> [THE TASK]
Match the word "true". Return each line of the data below where it appears.

Segment Start: DATA FOR PROCESSING

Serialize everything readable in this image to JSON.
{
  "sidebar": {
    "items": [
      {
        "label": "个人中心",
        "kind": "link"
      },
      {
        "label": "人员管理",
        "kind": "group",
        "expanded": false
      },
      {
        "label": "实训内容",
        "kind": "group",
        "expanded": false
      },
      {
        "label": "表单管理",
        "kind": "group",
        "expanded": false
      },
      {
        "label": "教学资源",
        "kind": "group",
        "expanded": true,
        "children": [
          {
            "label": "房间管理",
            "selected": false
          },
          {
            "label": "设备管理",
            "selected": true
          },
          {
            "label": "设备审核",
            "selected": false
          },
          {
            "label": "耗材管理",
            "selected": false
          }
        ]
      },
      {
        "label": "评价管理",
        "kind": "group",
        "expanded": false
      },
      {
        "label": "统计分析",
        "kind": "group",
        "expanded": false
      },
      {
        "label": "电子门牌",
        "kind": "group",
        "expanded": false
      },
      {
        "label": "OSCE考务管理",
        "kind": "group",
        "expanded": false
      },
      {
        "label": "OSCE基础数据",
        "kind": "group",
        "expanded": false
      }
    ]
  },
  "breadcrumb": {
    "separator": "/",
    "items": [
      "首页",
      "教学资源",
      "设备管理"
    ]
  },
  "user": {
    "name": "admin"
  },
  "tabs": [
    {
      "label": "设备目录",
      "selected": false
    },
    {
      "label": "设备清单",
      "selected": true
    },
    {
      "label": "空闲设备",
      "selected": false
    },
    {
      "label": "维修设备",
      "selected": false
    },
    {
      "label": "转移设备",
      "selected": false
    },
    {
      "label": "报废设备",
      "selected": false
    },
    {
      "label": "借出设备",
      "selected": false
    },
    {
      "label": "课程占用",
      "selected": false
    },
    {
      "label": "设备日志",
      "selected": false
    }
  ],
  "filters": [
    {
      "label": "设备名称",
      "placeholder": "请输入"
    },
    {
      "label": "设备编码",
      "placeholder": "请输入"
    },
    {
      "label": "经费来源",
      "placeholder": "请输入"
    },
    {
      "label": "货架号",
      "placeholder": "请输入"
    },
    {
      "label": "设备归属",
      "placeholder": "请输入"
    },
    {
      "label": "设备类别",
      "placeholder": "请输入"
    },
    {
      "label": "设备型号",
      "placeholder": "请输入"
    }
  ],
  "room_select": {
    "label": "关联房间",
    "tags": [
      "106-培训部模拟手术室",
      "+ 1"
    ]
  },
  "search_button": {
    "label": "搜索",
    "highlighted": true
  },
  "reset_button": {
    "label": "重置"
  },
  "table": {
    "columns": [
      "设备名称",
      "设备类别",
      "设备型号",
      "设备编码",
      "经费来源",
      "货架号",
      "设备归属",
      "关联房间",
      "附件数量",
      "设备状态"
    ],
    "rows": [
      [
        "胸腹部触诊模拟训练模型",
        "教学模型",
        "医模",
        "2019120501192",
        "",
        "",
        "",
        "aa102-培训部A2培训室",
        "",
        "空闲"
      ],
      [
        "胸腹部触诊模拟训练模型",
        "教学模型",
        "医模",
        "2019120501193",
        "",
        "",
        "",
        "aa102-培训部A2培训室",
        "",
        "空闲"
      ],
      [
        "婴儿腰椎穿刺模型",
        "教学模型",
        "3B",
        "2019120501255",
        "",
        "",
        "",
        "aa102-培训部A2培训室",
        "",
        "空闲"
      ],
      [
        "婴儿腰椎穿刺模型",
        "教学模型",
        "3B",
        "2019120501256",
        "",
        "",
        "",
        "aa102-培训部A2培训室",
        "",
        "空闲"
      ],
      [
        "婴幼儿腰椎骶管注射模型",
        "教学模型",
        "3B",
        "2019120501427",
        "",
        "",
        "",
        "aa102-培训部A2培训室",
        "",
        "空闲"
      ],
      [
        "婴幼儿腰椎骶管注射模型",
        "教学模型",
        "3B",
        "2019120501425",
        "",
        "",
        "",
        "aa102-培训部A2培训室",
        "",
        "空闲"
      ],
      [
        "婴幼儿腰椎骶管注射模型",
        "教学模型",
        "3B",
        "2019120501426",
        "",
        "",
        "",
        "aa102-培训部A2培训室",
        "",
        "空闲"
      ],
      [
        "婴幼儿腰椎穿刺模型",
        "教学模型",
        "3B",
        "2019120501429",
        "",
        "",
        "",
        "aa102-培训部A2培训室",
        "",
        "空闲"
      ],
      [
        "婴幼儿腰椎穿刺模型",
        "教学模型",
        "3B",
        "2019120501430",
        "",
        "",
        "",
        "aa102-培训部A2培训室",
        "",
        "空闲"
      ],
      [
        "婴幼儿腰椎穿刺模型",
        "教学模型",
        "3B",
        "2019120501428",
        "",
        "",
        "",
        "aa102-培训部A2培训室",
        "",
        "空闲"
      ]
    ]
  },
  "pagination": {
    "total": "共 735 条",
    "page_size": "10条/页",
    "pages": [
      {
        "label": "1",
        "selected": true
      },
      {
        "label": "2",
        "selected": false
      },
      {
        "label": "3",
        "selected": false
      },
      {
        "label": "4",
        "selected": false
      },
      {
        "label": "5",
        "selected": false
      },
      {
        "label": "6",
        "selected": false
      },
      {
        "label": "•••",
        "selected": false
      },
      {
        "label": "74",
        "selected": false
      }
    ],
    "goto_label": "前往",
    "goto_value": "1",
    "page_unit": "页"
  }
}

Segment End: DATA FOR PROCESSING

> [YOUR SOLUTION]
        "expanded": true,
            "selected": true
      "selected": true
    "highlighted": true
        "selected": true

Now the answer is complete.